It's a shame, perhaps, that none of Clemente's sons grew up to play rightfield for the Pirates. But the kid across the street from 36 Calle Roberto Clemente did, and he feels that he owes it all to Vera. "She is like my mother, my second mother," says Orlando Merced. "Vera talked the Pirates into giving me a tryout along with Luis. But even then I wasn't sure I wanted to go through with it. The morning of the tryout, she rang our doorbell, came into the house and literally pulled me out of bed. I am what I am today because of Vera."

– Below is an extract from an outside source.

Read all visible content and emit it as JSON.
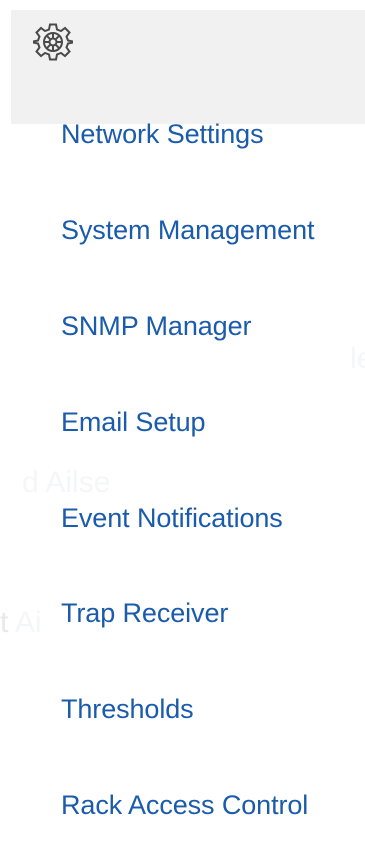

Primarily a first baseman, Merced played 17 games in rightfield last year for the Pirates. "What an honor that is," says Merced. "I don't remember Roberto when he was alive, yet I looked at his pictures so many times across the street that I feel as if I knew him. He has that look that speaks to you. He's like Elvis. He's still alive."
Merced, Vera, the three Robertos and their families were all at Three Rivers Stadium last Sept. 5 for "A Tribute to Roberto" before a game with Clemente's favorite opponent, the Dodgers. Also there were Joe Brown, Blass, Giusti, Sanguillen and a score of other former teammates. Out in right field, a homemade banner read ARRIBA ROBERTO!
There is now talk in Puerto Rico of Irving to raise the DC-7 that crashed on New Year's Eve 20 years ago. The effort smacks mostly of morbid curiosity. "They asked me about it," says Vera. "At first I didn't object, but I wonder if the money could not be better spent somewhere else. In a way I prefer things the way they are."
She stops speaking and smiles. "I'm thinking of a letter I got after the plane went down. It was from a sister at a Catholic school in Pittsburgh. She told me that Roberto fell into the water so that his spirit could be carried by the ocean to more places."